Eventually you'll be able to establish yourself and you'll know what and who you want to work with. You might find out that you pose better in silence and thus it is distracting to work with chatty photographers. You'll learn if you want to work with photographers who have paper backgrounds as opposed to cloth, or possibly you like to work outside more that you do in a studio. Some photographers only do studio photography, so manipulating the lighting outside can be much more difficult. Look for photographers who are fluent in many different styles. You'll learn what photographers capture your good side better than others. Maybe you'll decide you like natural photos instead of photo-shopped pictures. Do the photographers have props and outfits or do you need to bring your own? And lastly, don't forget to find a photographer that will understand and influence some great concepts and themes for images. Hopefully you and the photographers you choose to work with can create some great original images. There are so many things for models to take into consideration when choosing photographers.
Personally, I have several different photographers I go to for different image styles, so depending on the theme of the shoot I want to do I can choose who will be easiest to work with on that particular project.
Personal tips I've found work best for me when choosing photographers:

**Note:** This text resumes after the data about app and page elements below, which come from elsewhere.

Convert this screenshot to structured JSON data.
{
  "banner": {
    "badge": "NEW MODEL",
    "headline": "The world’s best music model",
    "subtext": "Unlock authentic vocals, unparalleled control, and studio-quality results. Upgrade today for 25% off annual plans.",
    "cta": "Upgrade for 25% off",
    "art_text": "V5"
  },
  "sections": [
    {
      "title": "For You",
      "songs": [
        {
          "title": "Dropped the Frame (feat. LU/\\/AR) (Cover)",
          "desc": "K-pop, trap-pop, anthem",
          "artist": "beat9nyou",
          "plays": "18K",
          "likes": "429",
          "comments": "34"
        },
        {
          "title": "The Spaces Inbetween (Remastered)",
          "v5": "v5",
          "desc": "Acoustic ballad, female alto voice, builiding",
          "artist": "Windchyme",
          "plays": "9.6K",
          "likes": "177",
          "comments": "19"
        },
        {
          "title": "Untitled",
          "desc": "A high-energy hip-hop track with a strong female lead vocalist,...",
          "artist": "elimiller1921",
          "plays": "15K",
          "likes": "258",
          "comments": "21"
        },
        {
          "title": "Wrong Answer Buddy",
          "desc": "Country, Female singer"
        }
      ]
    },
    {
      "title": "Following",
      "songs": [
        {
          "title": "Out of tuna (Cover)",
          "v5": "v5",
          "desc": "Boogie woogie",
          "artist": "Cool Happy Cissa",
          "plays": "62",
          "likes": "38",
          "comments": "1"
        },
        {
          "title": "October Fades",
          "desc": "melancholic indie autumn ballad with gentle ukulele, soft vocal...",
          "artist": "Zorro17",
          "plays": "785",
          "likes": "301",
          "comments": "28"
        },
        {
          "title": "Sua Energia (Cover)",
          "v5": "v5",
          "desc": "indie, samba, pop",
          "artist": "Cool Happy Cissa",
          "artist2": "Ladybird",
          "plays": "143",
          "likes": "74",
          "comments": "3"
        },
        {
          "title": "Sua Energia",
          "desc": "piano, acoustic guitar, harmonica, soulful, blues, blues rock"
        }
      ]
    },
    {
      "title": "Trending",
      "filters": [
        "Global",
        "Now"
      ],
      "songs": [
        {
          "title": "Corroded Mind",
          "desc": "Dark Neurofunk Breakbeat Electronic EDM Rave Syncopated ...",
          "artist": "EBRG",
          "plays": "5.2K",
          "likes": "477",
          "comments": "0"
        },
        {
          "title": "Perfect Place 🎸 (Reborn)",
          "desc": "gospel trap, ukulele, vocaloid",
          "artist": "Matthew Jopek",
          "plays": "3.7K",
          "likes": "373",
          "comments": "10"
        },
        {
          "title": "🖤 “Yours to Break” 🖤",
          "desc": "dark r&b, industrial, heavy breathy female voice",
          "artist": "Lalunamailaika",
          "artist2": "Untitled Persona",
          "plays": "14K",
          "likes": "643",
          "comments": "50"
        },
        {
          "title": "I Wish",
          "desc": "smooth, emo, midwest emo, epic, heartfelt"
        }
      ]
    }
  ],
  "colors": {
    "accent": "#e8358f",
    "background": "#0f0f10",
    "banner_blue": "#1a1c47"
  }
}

- Work with photographers who have studied photography, OR they do it as a profession. These are the photographers who will typically have the best skills with lighting, helping you pose, and photo shop, just to name a few.
- Go to photographers who help you, especially if you aren't great at coming up with themes or you don't know how to pose.
- Don't work with someone just for the money.
- Do work with someone because you love how the pictures turn out
- Contact references.
- Don't be afraid to move on from a photographer. There have been too many to count that I didn't get on with and I just had to move on.
- Sometimes you can't be in control of everything. If you're getting paid to do 2 hours of lingerie in a studio even though you like to work outdoors, then sometimes you just suck it up and do it for the money.
It is so important to know and trust who you're working with. If you ever feel uncomfortable you can tell them no and leave. Your life and morals are worth more than any money lost. The best advice I can give to another model is to always be skeptical, never believe someone has your best interest in front of their own.